Rodenticides that do not contain any alphachloralose are less hazardous to cats and dogs. As there are antidotes for these rodenticides, it is easier to treat any poisoning cases.  The active substance of a rodenticide is indicated on the packaging.

Follow instructions for use and warn your neighbours

If you still decide to use rodenticides for mouse control, follow the instructions given on the packaging. Rodenticides can only be used inside buildings. Keep any poison away from children and animals. Notify your neighbours who have cats or dogs of the use of rodenticides to indicate that their pets are at a risk of being poisoned. Find and remove any dead mice and dispose of them as mixed waste.

Measures have been taken to prevent poisoning cases: rodenticides can only be sold in pre-filled bait stations and the aforementioned instructions for use have been printed on packaging. According to the Chemicals Act, users of rodenticides are obligated to follow the instructions of use given on the packaging. 

Tukes requests reports on suspected poisoning cases.
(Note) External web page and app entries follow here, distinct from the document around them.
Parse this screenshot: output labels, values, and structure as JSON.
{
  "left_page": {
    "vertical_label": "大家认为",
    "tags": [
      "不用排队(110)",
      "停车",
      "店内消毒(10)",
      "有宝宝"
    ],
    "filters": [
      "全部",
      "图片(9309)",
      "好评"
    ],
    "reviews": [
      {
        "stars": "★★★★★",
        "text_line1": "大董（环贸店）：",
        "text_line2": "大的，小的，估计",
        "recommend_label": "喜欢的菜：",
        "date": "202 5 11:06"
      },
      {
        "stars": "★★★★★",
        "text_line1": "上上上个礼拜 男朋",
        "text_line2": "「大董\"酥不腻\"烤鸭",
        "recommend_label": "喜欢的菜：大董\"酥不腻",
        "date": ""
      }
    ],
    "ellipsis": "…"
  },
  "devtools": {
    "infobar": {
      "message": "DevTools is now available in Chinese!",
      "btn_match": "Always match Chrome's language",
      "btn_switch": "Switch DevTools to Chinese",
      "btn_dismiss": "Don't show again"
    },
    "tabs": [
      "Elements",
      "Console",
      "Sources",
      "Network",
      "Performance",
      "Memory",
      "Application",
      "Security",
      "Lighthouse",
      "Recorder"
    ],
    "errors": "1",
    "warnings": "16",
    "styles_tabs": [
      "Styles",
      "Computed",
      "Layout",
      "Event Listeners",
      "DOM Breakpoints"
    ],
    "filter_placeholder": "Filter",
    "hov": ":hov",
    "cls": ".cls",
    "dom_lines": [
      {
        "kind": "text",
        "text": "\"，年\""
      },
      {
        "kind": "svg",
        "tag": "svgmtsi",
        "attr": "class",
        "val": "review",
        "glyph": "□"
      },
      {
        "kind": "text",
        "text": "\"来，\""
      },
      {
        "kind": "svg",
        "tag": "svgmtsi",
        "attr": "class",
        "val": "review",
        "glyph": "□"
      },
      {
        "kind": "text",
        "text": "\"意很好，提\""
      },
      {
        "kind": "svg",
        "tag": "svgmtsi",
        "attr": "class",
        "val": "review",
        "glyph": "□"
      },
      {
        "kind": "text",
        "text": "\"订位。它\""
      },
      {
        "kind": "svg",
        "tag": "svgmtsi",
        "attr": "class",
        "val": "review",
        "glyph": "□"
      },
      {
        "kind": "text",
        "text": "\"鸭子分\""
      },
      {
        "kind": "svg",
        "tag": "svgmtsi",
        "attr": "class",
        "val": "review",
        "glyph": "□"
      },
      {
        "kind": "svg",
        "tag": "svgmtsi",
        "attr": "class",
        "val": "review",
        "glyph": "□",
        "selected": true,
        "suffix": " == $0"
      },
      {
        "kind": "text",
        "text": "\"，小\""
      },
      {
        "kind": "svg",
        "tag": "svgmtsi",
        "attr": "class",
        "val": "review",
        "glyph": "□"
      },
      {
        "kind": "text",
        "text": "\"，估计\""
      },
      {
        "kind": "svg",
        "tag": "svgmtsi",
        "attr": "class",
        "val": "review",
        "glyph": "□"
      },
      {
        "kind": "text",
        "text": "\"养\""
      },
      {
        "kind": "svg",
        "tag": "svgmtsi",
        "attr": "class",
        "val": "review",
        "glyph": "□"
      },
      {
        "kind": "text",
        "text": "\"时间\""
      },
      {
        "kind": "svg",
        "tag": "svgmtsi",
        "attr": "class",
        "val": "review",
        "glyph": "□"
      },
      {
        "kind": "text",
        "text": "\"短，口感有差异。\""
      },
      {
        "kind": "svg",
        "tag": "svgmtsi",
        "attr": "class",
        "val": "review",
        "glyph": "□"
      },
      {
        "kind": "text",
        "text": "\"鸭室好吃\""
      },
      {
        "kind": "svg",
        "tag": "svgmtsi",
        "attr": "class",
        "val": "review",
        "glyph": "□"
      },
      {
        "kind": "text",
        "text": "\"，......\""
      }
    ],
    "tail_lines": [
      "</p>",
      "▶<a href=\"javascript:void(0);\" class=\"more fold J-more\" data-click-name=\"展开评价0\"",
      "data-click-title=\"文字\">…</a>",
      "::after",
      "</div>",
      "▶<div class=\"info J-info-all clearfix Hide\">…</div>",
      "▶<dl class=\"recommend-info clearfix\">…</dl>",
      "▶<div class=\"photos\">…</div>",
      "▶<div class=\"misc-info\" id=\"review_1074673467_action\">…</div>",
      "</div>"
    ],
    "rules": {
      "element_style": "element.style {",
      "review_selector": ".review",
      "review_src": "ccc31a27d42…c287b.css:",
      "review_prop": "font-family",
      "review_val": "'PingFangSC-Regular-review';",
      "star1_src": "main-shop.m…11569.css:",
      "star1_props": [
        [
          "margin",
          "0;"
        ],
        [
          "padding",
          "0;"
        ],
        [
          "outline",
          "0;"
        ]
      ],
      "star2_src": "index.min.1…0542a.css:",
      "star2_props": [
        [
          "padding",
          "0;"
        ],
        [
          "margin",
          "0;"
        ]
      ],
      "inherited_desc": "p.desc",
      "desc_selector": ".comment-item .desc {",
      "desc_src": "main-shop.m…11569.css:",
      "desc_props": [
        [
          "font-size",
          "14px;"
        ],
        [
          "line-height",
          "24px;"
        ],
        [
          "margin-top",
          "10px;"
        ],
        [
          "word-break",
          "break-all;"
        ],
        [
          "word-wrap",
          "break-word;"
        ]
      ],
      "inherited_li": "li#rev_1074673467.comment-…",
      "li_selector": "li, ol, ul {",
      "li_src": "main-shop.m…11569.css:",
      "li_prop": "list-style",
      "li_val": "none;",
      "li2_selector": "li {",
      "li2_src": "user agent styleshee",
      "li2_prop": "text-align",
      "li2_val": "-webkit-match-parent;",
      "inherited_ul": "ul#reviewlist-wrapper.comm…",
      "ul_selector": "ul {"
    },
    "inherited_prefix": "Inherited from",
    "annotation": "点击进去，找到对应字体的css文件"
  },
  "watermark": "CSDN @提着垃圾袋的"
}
Tukes will use the reported information in considering means to prevent poisoning cases.

Further information: Sanna Koivisto, senior adviser, tel. +358 29 5052 030
Email format: [email protected]